Saturday marks the fourth anniversary of one of the greatest natural disasters ever to unfold in the United States.

On Aug. 29, 2005, Hurricane Katrina roared ashore, forever changing lives and the face of south Louisiana. The nation watched in horror as the city of New Orleans filled with water and its citizens scrambled to find shelter and sustenance.

Four years later, some progress has been made but much of the city remains in ruins. Furthermore, an extraordinarily high crime rate has shattered the dream of many for a “new” New Orleans.

Although the River Parishes were largely spared the destruction the metro area saw, life has changed here, as well, though much of it has been for the better.

Since 2005, the population in the region has spiked by several thousand as many former New Orleanians have sought higher ground since the storm. Additionally, the lessons learned during Katrina have led to better, more efficient disaster plans throughout the region.

Next week—Sept. 1—also marks the first anniversary of Hurricane Gustav, the storm that brought extensive damage and prolonged power outages to the River Region.

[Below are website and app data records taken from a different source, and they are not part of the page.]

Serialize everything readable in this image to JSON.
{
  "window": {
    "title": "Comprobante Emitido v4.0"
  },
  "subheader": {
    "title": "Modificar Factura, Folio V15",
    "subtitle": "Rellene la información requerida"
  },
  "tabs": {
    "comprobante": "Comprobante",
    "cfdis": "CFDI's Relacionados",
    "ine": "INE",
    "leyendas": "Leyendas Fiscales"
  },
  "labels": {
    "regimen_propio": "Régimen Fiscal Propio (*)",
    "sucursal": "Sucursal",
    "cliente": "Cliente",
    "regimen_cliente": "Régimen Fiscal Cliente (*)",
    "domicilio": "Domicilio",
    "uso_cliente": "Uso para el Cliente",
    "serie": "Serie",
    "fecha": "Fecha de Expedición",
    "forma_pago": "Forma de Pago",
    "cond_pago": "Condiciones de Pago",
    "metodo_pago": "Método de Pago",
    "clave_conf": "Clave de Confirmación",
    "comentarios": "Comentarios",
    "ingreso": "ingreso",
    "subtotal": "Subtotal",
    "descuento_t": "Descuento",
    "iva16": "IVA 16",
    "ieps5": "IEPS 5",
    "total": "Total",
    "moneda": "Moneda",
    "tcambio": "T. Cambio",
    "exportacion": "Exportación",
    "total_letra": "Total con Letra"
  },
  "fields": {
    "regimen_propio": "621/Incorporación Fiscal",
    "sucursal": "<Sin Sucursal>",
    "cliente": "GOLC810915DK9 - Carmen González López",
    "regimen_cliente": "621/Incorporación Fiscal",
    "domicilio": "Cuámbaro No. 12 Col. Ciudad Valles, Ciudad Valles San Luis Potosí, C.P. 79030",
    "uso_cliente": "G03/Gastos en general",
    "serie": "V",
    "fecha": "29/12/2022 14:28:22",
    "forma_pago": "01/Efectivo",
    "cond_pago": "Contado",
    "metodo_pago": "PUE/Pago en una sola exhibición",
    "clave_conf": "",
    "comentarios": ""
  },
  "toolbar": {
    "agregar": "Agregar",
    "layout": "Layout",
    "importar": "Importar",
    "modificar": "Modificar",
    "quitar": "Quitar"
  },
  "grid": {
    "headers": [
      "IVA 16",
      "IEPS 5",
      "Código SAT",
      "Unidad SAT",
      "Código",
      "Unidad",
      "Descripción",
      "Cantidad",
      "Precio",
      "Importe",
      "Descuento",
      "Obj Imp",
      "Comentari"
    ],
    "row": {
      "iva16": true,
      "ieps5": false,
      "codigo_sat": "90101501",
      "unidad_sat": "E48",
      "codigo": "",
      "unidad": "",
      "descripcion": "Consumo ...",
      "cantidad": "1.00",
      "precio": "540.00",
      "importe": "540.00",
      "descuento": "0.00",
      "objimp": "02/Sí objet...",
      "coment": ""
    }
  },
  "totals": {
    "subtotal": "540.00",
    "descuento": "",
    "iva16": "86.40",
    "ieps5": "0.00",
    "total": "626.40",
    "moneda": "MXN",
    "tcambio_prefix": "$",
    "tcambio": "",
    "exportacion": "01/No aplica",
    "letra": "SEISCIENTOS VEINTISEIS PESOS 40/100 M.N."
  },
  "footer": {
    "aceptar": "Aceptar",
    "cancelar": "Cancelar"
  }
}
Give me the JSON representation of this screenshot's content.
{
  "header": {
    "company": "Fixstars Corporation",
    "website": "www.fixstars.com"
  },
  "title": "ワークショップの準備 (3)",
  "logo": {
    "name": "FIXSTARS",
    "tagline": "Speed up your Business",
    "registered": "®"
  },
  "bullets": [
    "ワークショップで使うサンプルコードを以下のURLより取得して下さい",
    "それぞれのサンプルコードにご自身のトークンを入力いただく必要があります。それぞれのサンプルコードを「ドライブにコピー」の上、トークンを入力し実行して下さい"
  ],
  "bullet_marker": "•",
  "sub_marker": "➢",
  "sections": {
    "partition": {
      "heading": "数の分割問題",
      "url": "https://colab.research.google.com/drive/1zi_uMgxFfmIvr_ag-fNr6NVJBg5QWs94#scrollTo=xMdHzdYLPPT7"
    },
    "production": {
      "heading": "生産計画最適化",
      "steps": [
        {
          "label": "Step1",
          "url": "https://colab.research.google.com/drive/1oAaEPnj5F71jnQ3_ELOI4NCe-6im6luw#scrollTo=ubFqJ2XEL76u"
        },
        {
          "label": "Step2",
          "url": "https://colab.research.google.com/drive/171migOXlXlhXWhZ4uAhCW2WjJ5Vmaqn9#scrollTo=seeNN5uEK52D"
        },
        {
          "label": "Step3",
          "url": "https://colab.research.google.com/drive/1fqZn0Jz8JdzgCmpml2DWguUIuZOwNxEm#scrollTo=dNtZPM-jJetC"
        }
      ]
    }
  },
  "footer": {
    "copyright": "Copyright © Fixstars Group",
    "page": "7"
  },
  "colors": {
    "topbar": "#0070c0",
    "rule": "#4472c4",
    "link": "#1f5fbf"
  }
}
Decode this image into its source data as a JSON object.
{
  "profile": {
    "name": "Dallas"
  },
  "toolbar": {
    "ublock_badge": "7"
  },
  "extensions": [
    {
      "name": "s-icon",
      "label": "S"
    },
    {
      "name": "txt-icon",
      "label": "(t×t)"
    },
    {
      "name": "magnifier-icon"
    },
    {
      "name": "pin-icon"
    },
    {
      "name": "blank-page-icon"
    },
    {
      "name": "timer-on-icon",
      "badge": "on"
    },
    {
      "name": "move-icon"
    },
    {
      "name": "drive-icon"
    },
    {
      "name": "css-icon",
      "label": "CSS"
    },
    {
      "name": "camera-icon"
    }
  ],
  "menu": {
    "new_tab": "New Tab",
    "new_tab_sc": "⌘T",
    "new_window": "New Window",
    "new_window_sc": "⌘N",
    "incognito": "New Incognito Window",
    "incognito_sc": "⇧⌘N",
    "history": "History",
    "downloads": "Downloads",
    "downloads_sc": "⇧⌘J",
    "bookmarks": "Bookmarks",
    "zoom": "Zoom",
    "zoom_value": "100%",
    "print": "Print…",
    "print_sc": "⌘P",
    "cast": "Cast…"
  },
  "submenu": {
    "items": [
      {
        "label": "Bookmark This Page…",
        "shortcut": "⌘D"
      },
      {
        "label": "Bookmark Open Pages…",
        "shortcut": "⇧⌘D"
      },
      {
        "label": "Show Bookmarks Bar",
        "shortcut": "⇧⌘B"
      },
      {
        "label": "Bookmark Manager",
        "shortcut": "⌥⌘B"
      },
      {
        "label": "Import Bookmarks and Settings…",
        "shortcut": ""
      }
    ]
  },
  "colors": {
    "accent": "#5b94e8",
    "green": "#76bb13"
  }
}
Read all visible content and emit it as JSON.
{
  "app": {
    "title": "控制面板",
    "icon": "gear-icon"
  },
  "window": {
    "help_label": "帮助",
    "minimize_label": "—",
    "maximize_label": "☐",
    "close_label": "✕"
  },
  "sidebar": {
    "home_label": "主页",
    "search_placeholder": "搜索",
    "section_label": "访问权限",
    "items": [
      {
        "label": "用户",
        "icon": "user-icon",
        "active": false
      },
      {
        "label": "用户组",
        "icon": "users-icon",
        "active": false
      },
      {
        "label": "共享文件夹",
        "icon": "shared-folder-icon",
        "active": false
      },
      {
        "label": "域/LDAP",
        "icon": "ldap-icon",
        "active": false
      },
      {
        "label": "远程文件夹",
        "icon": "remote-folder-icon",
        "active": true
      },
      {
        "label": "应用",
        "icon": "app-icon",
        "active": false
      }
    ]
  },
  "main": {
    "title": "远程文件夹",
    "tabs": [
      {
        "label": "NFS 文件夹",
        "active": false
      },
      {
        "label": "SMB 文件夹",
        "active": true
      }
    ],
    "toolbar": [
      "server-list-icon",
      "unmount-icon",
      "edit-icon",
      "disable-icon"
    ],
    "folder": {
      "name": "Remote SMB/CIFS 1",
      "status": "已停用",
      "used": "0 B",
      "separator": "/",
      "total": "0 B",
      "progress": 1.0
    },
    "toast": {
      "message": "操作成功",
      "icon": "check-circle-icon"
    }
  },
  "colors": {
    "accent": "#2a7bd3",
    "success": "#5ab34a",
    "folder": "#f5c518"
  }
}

Although that anniversary will not be marked by the vigils and tributes occurring throughout the New Orleans metro area this weekend, many in the region will remember Gustav by the continued struggles and hardships they have faced in the wake of that storm as well as Hurricane Ike, which again inundated parts of the River Parishes a couple of weeks later.

According to a release from the U.S. Small Business Administration (SBA), its Louisiana District “has approved more than $185 million in disaster loans to help more than 5,000 Louisiana homeowners, renters and businesses recover and rebuild from the devastation caused by Hurricanes Gustav and Ike.”

For more information on assistance related to these storms, visit